• **Exercise goal**: Could you please repeat the data below word for word?
==============================
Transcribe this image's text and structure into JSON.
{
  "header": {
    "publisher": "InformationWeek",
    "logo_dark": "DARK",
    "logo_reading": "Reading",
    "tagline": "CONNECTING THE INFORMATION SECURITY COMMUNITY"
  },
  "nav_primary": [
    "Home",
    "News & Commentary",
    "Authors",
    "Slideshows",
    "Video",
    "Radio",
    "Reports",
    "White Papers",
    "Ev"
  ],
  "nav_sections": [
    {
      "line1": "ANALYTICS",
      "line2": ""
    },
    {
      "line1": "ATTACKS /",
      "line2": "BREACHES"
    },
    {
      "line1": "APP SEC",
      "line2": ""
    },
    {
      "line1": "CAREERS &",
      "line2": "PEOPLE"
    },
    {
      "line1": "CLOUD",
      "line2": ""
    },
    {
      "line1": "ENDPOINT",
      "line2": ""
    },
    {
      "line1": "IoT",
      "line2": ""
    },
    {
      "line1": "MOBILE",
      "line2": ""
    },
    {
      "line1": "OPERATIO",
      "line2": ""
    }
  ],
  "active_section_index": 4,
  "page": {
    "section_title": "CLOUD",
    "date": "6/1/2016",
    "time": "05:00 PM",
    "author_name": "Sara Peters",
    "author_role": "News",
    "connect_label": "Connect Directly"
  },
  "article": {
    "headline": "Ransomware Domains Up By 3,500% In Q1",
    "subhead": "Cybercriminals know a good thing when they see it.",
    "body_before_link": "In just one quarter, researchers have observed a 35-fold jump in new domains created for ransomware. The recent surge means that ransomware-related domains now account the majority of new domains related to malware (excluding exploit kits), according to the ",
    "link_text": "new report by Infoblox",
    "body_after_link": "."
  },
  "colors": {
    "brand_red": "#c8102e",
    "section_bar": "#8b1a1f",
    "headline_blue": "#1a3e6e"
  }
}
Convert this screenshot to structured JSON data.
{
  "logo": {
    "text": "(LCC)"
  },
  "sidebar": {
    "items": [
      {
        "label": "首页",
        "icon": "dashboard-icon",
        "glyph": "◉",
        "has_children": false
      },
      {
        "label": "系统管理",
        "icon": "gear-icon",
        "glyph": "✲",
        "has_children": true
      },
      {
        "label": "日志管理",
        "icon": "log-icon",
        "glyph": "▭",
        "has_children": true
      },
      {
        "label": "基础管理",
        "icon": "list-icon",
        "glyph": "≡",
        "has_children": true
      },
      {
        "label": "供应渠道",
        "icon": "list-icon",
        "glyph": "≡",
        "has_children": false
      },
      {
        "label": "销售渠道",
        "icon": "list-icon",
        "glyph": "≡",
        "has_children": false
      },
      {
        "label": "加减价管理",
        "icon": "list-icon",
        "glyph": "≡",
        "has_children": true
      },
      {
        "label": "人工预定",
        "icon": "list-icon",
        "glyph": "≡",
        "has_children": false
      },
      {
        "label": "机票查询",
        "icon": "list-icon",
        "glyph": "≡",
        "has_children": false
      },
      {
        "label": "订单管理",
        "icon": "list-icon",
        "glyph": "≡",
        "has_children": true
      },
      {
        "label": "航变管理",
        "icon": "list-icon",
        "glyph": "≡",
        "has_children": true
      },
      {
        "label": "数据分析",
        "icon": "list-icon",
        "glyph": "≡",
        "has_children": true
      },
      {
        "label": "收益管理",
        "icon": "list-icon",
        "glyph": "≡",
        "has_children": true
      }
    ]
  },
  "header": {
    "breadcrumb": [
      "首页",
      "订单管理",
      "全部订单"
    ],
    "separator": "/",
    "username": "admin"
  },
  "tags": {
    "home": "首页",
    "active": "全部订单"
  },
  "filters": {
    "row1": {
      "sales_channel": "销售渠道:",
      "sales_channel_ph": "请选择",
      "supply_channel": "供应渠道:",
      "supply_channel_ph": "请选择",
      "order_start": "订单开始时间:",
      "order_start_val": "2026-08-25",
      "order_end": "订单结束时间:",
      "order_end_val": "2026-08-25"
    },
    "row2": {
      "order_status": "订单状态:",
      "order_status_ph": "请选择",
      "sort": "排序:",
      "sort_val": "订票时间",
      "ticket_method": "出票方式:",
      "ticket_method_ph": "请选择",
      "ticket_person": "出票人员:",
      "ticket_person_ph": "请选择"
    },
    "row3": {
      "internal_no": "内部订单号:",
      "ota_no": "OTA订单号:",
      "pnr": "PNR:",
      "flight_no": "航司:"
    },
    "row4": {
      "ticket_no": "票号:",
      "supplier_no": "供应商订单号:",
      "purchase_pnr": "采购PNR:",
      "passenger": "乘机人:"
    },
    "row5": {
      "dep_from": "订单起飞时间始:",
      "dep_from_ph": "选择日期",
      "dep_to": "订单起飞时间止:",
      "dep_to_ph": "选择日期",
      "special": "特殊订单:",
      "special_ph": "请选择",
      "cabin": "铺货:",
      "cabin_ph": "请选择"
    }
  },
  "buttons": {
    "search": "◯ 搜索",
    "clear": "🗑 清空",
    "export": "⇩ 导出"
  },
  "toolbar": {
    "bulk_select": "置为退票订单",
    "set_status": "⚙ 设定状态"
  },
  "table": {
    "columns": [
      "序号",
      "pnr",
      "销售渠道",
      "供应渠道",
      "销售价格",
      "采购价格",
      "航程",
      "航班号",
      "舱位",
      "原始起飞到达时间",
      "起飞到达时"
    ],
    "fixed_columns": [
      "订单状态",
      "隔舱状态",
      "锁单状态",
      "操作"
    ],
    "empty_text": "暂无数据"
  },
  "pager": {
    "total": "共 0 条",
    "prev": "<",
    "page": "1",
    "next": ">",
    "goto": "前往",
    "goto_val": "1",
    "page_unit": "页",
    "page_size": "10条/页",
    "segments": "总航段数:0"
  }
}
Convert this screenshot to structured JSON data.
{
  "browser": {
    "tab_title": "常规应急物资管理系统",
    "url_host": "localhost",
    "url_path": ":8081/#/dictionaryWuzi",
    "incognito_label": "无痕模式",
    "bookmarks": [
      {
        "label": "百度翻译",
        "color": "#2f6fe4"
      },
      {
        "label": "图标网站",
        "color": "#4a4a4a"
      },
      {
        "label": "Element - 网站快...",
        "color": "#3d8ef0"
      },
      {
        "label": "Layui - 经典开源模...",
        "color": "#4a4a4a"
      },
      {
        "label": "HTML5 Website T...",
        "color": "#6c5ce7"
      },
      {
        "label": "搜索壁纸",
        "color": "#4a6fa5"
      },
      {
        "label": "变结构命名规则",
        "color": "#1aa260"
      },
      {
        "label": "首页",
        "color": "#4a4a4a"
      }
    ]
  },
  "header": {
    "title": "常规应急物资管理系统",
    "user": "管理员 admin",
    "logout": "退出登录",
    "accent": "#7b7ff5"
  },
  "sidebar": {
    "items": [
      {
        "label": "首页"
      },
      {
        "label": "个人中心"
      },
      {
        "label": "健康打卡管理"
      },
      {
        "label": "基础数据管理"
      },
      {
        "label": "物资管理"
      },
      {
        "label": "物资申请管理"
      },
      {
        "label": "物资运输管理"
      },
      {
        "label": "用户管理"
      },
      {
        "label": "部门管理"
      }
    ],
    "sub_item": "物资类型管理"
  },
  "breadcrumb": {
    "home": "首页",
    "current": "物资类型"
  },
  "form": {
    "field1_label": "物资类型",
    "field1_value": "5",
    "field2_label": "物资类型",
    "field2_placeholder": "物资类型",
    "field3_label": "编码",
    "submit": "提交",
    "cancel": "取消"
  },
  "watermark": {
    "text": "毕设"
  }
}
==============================
• **Answer for this exercise**:
Transcribe this image's text and structure into JSON.
{
  "header": {
    "publisher": "InformationWeek",
    "logo_dark": "DARK",
    "logo_reading": "Reading",
    "tagline": "CONNECTING THE INFORMATION SECURITY COMMUNITY"
  },
  "nav_primary": [
    "Home",
    "News & Commentary",
    "Authors",
    "Slideshows",
    "Video",
    "Radio",
    "Reports",
    "White Papers",
    "Ev"
  ],
  "nav_sections": [
    {
      "line1": "ANALYTICS",
      "line2": ""
    },
    {
      "line1": "ATTACKS /",
      "line2": "BREACHES"
    },
    {
      "line1": "APP SEC",
      "line2": ""
    },
    {
      "line1": "CAREERS &",
      "line2": "PEOPLE"
    },
    {
      "line1": "CLOUD",
      "line2": ""
    },
    {
      "line1": "ENDPOINT",
      "line2": ""
    },
    {
      "line1": "IoT",
      "line2": ""
    },
    {
      "line1": "MOBILE",
      "line2": ""
    },
    {
      "line1": "OPERATIO",
      "line2": ""
    }
  ],
  "active_section_index": 4,
  "page": {
    "section_title": "CLOUD",
    "date": "6/1/2016",
    "time": "05:00 PM",
    "author_name": "Sara Peters",
    "author_role": "News",
    "connect_label": "Connect Directly"
  },
  "article": {
    "headline": "Ransomware Domains Up By 3,500% In Q1",
    "subhead": "Cybercriminals know a good thing when they see it.",
    "body_before_link": "In just one quarter, researchers have observed a 35-fold jump in new domains created for ransomware. The recent surge means that ransomware-related domains now account the majority of new domains related to malware (excluding exploit kits), according to the ",
    "link_text": "new report by Infoblox",
    "body_after_link": "."
  },
  "colors": {
    "brand_red": "#c8102e",
    "section_bar": "#8b1a1f",
    "headline_blue": "#1a3e6e"
  }
}
Convert this screenshot to structured JSON data.
{
  "logo": {
    "text": "(LCC)"
  },
  "sidebar": {
    "items": [
      {
        "label": "首页",
        "icon": "dashboard-icon",
        "glyph": "◉",
        "has_children": false
      },
      {
        "label": "系统管理",
        "icon": "gear-icon",
        "glyph": "✲",
        "has_children": true
      },
      {
        "label": "日志管理",
        "icon": "log-icon",
        "glyph": "▭",
        "has_children": true
      },
      {
        "label": "基础管理",
        "icon": "list-icon",
        "glyph": "≡",
        "has_children": true
      },
      {
        "label": "供应渠道",
        "icon": "list-icon",
        "glyph": "≡",
        "has_children": false
      },
      {
        "label": "销售渠道",
        "icon": "list-icon",
        "glyph": "≡",
        "has_children": false
      },
      {
        "label": "加减价管理",
        "icon": "list-icon",
        "glyph": "≡",
        "has_children": true
      },
      {
        "label": "人工预定",
        "icon": "list-icon",
        "glyph": "≡",
        "has_children": false
      },
      {
        "label": "机票查询",
        "icon": "list-icon",
        "glyph": "≡",
        "has_children": false
      },
      {
        "label": "订单管理",
        "icon": "list-icon",
        "glyph": "≡",
        "has_children": true
      },
      {
        "label": "航变管理",
        "icon": "list-icon",
        "glyph": "≡",
        "has_children": true
      },
      {
        "label": "数据分析",
        "icon": "list-icon",
        "glyph": "≡",
        "has_children": true
      },
      {
        "label": "收益管理",
        "icon": "list-icon",
        "glyph": "≡",
        "has_children": true
      }
    ]
  },
  "header": {
    "breadcrumb": [
      "首页",
      "订单管理",
      "全部订单"
    ],
    "separator": "/",
    "username": "admin"
  },
  "tags": {
    "home": "首页",
    "active": "全部订单"
  },
  "filters": {
    "row1": {
      "sales_channel": "销售渠道:",
      "sales_channel_ph": "请选择",
      "supply_channel": "供应渠道:",
      "supply_channel_ph": "请选择",
      "order_start": "订单开始时间:",
      "order_start_val": "2026-08-25",
      "order_end": "订单结束时间:",
      "order_end_val": "2026-08-25"
    },
    "row2": {
      "order_status": "订单状态:",
      "order_status_ph": "请选择",
      "sort": "排序:",
      "sort_val": "订票时间",
      "ticket_method": "出票方式:",
      "ticket_method_ph": "请选择",
      "ticket_person": "出票人员:",
      "ticket_person_ph": "请选择"
    },
    "row3": {
      "internal_no": "内部订单号:",
      "ota_no": "OTA订单号:",
      "pnr": "PNR:",
      "flight_no": "航司:"
    },
    "row4": {
      "ticket_no": "票号:",
      "supplier_no": "供应商订单号:",
      "purchase_pnr": "采购PNR:",
      "passenger": "乘机人:"
    },
    "row5": {
      "dep_from": "订单起飞时间始:",
      "dep_from_ph": "选择日期",
      "dep_to": "订单起飞时间止:",
      "dep_to_ph": "选择日期",
      "special": "特殊订单:",
      "special_ph": "请选择",
      "cabin": "铺货:",
      "cabin_ph": "请选择"
    }
  },
  "buttons": {
    "search": "◯ 搜索",
    "clear": "🗑 清空",
    "export": "⇩ 导出"
  },
  "toolbar": {
    "bulk_select": "置为退票订单",
    "set_status": "⚙ 设定状态"
  },
  "table": {
    "columns": [
      "序号",
      "pnr",
      "销售渠道",
      "供应渠道",
      "销售价格",
      "采购价格",
      "航程",
      "航班号",
      "舱位",
      "原始起飞到达时间",
      "起飞到达时"
    ],
    "fixed_columns": [
      "订单状态",
      "隔舱状态",
      "锁单状态",
      "操作"
    ],
    "empty_text": "暂无数据"
  },
  "pager": {
    "total": "共 0 条",
    "prev": "<",
    "page": "1",
    "next": ">",
    "goto": "前往",
    "goto_val": "1",
    "page_unit": "页",
    "page_size": "10条/页",
    "segments": "总航段数:0"
  }
}
Convert this screenshot to structured JSON data.
{
  "browser": {
    "tab_title": "常规应急物资管理系统",
    "url_host": "localhost",
    "url_path": ":8081/#/dictionaryWuzi",
    "incognito_label": "无痕模式",
    "bookmarks": [
      {
        "label": "百度翻译",
        "color": "#2f6fe4"
      },
      {
        "label": "图标网站",
        "color": "#4a4a4a"
      },
      {
        "label": "Element - 网站快...",
        "color": "#3d8ef0"
      },
      {
        "label": "Layui - 经典开源模...",
        "color": "#4a4a4a"
      },
      {
        "label": "HTML5 Website T...",
        "color": "#6c5ce7"
      },
      {
        "label": "搜索壁纸",
        "color": "#4a6fa5"
      },
      {
        "label": "变结构命名规则",
        "color": "#1aa260"
      },
      {
        "label": "首页",
        "color": "#4a4a4a"
      }
    ]
  },
  "header": {
    "title": "常规应急物资管理系统",
    "user": "管理员 admin",
    "logout": "退出登录",
    "accent": "#7b7ff5"
  },
  "sidebar": {
    "items": [
      {
        "label": "首页"
      },
      {
        "label": "个人中心"
      },
      {
        "label": "健康打卡管理"
      },
      {
        "label": "基础数据管理"
      },
      {
        "label": "物资管理"
      },
      {
        "label": "物资申请管理"
      },
      {
        "label": "物资运输管理"
      },
      {
        "label": "用户管理"
      },
      {
        "label": "部门管理"
      }
    ],
    "sub_item": "物资类型管理"
  },
  "breadcrumb": {
    "home": "首页",
    "current": "物资类型"
  },
  "form": {
    "field1_label": "物资类型",
    "field1_value": "5",
    "field2_label": "物资类型",
    "field2_placeholder": "物资类型",
    "field3_label": "编码",
    "submit": "提交",
    "cancel": "取消"
  },
  "watermark": {
    "text": "毕设"
  }
}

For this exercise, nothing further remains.